GRC Urban Legends Exposed

Governance, risk, and compliance, commonly referred to as GRC, has been a component of legacy security dogma and cyber security programs for years. It was created during a time (near the early 2000’s, depending on who you ask) when any definition of a security program was considered valid. Because of this, it persists in cyber security programs today, despite how little sense it makes because of its nebulous and conflicting nature.

Cyber security is an industry that needs everyone on the same page to make progress. When you use nebulous or poorly-defined words, it causes confusion. But GRC isn’t just confusing — it has led to a whole host of other issues.

Governance, Risk, and Compliance are Discrete Areas of Business

While the three areas of governance, risk, and compliance are meant to support each other in a security program, it’s difficult for them to function as a single unit. Each of these areas approach cyber security at different times within the security pipeline.

The security pipeline, a term coined in my first book, CISO Handbook, is the manner a security program can influence security in an organization. There are generally three stages in the pipeline in which a program can cause influence: before something goes into production, while it is in production, and after something is implemented and running within an environment.

A security team can influence or change security before it goes into production through architecture or governance activities. A team can also influence things while they’re in production through firewall management or other types of operational activities. Finally, security can influence something after it’s been put into production through compliance activities such as audits or assessments.

Governance, risk, and compliance activities operate at different areas in the security pipeline, which means they don’t work cohesively when they’re grouped together. Governance operates in the pre-production phase, risk operates across the entire pipeline, while compliance operates in the post-production phase.

Each of these processes also requires different approaches and skill sets that rarely operate well together, leading to inefficiency. A risk resource is a very different person from a compliance resource.

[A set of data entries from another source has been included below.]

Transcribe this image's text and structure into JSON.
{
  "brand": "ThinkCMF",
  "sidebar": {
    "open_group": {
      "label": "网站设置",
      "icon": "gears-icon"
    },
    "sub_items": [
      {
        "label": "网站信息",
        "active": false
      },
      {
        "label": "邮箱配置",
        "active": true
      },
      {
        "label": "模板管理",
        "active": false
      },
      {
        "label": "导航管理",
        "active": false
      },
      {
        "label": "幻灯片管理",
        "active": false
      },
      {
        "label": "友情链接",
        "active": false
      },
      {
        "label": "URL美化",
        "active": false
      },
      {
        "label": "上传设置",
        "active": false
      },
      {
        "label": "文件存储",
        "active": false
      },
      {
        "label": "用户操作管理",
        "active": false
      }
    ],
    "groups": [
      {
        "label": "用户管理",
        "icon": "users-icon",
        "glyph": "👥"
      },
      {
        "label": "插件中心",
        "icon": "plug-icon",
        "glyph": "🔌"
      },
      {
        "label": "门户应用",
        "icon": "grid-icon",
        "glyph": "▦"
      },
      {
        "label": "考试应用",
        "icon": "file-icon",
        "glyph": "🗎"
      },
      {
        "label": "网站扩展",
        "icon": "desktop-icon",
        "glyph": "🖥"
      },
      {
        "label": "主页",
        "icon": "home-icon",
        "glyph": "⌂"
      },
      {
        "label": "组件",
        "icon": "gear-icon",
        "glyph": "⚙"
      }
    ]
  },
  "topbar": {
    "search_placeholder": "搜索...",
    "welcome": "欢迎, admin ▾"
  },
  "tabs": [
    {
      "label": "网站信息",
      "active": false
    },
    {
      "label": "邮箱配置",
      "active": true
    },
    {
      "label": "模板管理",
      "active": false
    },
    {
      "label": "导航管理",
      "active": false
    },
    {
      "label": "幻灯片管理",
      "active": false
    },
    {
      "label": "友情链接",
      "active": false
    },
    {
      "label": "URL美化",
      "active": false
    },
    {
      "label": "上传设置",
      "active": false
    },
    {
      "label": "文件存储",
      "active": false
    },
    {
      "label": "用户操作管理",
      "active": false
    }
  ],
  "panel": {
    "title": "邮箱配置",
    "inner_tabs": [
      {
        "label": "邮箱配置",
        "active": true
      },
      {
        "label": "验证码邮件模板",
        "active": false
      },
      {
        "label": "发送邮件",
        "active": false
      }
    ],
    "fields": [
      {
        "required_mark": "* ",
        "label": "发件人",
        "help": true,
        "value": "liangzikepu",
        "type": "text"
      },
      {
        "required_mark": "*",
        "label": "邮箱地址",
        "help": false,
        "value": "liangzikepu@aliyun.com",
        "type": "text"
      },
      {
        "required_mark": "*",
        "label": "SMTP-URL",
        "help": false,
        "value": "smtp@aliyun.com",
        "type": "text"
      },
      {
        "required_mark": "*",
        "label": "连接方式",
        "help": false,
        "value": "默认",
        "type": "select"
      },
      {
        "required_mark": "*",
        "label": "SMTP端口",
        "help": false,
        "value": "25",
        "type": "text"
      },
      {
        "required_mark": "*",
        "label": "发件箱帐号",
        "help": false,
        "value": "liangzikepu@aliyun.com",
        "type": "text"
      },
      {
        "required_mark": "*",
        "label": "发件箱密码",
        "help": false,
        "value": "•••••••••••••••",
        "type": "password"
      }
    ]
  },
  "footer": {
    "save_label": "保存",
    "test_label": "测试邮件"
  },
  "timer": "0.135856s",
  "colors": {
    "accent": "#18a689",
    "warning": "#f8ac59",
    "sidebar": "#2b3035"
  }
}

This leads to inefficiency and confusion caused by the lack of understanding both within the GRC team or effort, as well as within the organization itself by those in which the team interacts. Finally, the team is only part of the confusion, then you have the category of GRC technologies.

Reliance on GRC Technology

GRC is already a confusing term. Adding “technology” to the end of it just makes it more confusing. This leads to the issue of conflating GRC processes with the tools that help automate these processes.

Because of this, organizations implement a GRC technology and then don’t bother to define their governance, risk, and/or compliance processes as they believe the tool is the process. All they end up with is a misconfigured technology that no one understands, and no clear definition of the associated processes in place.

But GRC issues don’t just manifest in our security policies. For some reason, we’ve applied financial accounting practices to the industry as well.

Security Assessments versus Financial Audits

Maintaining the distinction between remediation and auditing practices works in fields like finance and accounting. It makes sense because the story is easily defined in numbers and the auditing practices have been in place for centuries (AICPA has been around since the 1800s). But in security, many concepts are often unique to the organization, which means they get lost in the translation from audit to remediation.

You wouldn’t have one mechanic tell you what’s wrong with your car and then go to another mechanic to fix it. When you do this, you lose all the insight and understanding from the initial inspection and review, as well as the story of how to fix the problems through remediation. But many boards and executive teams still believe and associate a security assessment with a financial audit, and as a result add a great deal of inefficiency with improving their security efforts.

Unless a security review is especially associated with a compliance or audit requirement, and if the overall goal of your assessment is to aid in improving or fixing identified issues, then assessments should be designed to preserve both the problem and its context with remediation in mind.

This is achieved by using assessment resources that are skilled in the art of remediation, as well as removing conflict of interest requirements that cause more problems than the issues they are designed to solve. This way, your remediation projects can be accurately scoped and tailored according to your organization’s goals.

Some organizations are taking another approach though. Instead of using an assessment, they turn to automation with the latest “diet pill” in the cyber security industry — the cyber risk score.

Cyber Risk Scoring

Cyber security scores or ratings are on the rise. But at best, they’re often used as a quick fix for performing risk management internally or with third-party partners. The problem with these risk-scoring methodologies often falls in their scope and method.

Cyber risk scores often don’t effectively measure risk in many situations because they don’t have access to all the required inputs in order to be accurate. Instead, accuracy is replaced with speed and ease of implementation.

In the world of cyber security, accuracy is important and there are no quick fixes. The only answer is in effective inputs and scope, coupled with good process design and implementation.

So, what do we do?

What Will Happen to GRC?

It’s simple. Our approach to GRC must change.

In its place, organizations must focus on clear definition of governance, risk, and compliance processes. Organizations can start to automate repetitive process steps with the appropriate technologies, but the most important part is clearly defining governance, risk, and compliance roles and responsibilities within a security program with strong process design.

Until this happens, security programs, and the organizations they are designed to protect will continue to be lost and confused.